Your child has undoubtedly visited the dentist a handful of times. If it's a stressful event, here are some tips on how you can de-stress their dental experience:

Choose a kid-friendly dentist office. You may love your dentist, but is their office suited for the whole family? Consider taking your child to a different practice that caters to children. Many include colorful waiting rooms, books, toys and video games. Find a pediatric dentist near you at www.deltadentalil.com/provider-search/.

Praise your child after the appointment. Express how proud you are of your child after the dentist visit, compliment their sparkly smile and congratulate them on how well they take care of their teeth.

TEENAGERS

Dental anxiety isn't just for the little ones; teens experience dental anxiety too. If your teen is anxious about the dentist, try these tips:

Talk to your teen. Ask questions and offer advice. What are their expectations? What about the dentist makes them feel anxious?

Introduce relaxation techniques. There are many meditation programs that train patients how to relax their muscles. Studies show that these programs help to relieve dental anxiety.

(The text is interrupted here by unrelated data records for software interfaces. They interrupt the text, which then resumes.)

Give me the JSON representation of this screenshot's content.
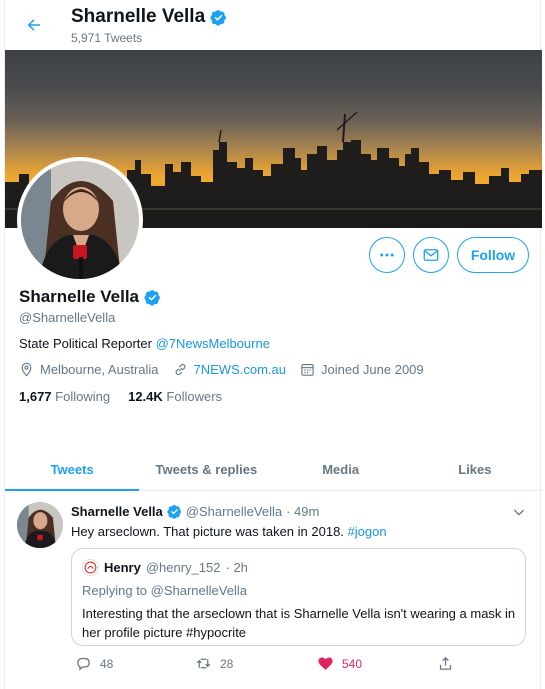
{
  "header": {
    "name": "Sharnelle Vella",
    "tweet_count": "5,971 Tweets"
  },
  "profile": {
    "name": "Sharnelle Vella",
    "handle": "@SharnelleVella",
    "bio_prefix": "State Political Reporter ",
    "bio_mention": "@7NewsMelbourne",
    "location": "Melbourne, Australia",
    "website": "7NEWS.com.au",
    "joined": "Joined June 2009",
    "following_count": "1,677",
    "following_label": "Following",
    "followers_count": "12.4K",
    "followers_label": "Followers",
    "follow_label": "Follow"
  },
  "tabs": [
    {
      "label": "Tweets",
      "active": true
    },
    {
      "label": "Tweets & replies"
    },
    {
      "label": "Media"
    },
    {
      "label": "Likes"
    }
  ],
  "tweet": {
    "author": "Sharnelle Vella",
    "handle": "@SharnelleVella",
    "time": "· 49m",
    "text": "Hey arseclown. That picture was taken in 2018. ",
    "hashtag": "#jogon",
    "quote": {
      "author": "Henry",
      "handle": "@henry_152",
      "time": "· 2h",
      "replying_to": "Replying to @SharnelleVella",
      "text": "Interesting that the arseclown that is Sharnelle Vella isn't wearing a mask in her profile picture #hypocrite"
    },
    "replies": "48",
    "retweets": "28",
    "likes": "540"
  },
  "colors": {
    "accent": "#1da1f2",
    "like": "#e0245e"
  }
}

A dental visit should be a good experience for your child. If it's not, try a variety of these age-appropriate methods. We'd love to hear other methods that have worked for your child. Share your advice in the comments section.